Overall, I believe the fact that the club have made 55 members of staff redundant comes across as a very immoral decision, especially after our players were the only team to take a pay cut in the Premier League, with that money intended to be used when the club finds themselves in a situation such as this one. It is one of many decisions that has been made by owner Stan Kroenke that hasn’t shed him in a good light, hence why so many Arsenal fans are unhappy with the way he conducts business. As a result he has only saved an estimated £2 million a year, therefore making it seem an even more bizarre scenario and one in which a club the size of Arsenal shouldn’t even consider if they were being ran efficiently.
I’m a 20 year-old Arsenal fanatic and aspiring Sports Journalist, who will be studying how to write about the Beautiful Game at Solent University from September in an attempt to make my dream into a reality.

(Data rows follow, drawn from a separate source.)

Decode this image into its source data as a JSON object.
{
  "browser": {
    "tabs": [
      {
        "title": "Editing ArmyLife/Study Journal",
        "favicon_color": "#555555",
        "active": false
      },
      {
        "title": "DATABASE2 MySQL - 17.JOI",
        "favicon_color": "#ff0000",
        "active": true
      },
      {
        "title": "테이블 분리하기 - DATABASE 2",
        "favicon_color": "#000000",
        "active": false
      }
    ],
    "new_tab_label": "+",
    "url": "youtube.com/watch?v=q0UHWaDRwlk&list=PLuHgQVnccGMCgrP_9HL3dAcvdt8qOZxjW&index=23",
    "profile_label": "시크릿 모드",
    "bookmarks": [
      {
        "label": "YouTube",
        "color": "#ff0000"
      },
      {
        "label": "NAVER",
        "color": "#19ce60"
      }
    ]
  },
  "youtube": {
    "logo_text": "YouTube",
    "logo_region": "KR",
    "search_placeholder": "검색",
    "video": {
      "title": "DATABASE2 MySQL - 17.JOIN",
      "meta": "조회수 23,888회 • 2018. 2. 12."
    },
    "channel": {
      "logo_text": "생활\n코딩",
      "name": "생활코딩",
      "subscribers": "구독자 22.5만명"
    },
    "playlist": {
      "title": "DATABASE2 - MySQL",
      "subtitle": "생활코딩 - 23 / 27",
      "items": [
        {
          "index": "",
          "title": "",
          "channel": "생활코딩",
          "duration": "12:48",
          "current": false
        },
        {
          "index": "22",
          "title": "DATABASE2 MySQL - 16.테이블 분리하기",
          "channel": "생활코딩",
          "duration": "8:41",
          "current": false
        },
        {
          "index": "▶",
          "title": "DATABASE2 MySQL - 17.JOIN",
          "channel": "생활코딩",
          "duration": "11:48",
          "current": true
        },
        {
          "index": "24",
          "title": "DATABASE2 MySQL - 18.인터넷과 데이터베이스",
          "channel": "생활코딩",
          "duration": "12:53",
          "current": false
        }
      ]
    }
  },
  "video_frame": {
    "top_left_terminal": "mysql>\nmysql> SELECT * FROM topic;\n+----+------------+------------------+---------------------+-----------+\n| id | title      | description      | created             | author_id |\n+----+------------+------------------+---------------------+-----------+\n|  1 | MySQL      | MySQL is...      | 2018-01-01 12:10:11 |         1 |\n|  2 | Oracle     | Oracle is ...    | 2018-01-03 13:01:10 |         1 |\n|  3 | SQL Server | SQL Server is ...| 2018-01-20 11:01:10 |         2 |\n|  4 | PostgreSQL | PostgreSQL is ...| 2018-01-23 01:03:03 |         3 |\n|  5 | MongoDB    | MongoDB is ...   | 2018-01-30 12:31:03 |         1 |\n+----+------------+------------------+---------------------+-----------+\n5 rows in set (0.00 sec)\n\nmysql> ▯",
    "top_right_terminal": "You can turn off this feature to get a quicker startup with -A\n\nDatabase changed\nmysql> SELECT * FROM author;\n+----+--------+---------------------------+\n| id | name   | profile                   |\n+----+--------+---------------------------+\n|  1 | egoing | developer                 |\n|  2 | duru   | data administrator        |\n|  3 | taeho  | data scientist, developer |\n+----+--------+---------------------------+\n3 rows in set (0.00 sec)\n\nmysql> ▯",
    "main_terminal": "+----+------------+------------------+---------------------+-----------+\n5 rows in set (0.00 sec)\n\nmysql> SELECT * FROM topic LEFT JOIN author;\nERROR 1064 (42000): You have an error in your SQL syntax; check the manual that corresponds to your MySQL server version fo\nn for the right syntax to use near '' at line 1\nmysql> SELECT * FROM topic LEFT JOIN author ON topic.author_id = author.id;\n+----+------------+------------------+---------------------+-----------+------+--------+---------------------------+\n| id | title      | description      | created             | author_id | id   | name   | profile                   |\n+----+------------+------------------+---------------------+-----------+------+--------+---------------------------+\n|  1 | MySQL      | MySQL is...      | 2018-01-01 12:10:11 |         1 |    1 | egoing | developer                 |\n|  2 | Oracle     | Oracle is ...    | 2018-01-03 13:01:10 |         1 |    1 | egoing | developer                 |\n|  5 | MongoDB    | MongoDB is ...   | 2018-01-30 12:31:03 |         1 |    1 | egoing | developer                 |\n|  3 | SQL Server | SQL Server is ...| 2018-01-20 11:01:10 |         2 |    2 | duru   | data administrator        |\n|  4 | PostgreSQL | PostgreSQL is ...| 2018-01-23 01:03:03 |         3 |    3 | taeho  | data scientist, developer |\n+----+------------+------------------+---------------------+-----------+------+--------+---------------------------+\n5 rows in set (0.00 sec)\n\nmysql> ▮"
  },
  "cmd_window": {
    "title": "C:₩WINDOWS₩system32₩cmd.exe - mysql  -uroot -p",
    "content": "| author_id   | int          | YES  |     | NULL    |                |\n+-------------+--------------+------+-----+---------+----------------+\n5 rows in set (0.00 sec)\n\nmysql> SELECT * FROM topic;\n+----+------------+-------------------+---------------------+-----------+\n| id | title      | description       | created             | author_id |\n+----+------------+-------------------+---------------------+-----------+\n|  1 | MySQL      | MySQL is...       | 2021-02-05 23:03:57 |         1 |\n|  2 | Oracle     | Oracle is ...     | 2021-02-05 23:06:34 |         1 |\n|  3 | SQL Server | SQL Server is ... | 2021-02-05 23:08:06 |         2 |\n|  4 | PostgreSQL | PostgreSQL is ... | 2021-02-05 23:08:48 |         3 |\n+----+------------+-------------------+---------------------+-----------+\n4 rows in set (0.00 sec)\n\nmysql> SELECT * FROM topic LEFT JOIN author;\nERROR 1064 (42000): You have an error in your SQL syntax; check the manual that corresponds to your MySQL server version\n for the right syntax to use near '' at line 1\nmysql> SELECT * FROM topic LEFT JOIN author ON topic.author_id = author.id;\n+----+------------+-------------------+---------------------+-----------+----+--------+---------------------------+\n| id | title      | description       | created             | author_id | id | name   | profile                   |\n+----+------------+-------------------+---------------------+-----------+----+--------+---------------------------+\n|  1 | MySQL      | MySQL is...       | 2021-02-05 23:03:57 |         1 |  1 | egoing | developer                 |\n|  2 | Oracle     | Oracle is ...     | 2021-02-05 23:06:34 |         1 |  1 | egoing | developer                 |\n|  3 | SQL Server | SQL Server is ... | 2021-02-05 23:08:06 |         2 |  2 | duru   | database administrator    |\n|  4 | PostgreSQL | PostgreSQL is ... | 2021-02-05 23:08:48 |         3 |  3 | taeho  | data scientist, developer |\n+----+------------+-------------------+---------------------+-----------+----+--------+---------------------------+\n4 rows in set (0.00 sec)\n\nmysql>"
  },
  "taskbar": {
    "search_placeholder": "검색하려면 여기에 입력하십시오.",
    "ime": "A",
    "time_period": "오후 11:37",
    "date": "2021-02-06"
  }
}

Since the age of 8 I have played academy football, but unfortunately it didn’t quite work out – therefore I decided to pursue the next best career for me.
I am aiming to write honest and interesting articles about the club I love, and to share my opinion (one from the younger generation of Arsenal supporters) with as many other fans as possible!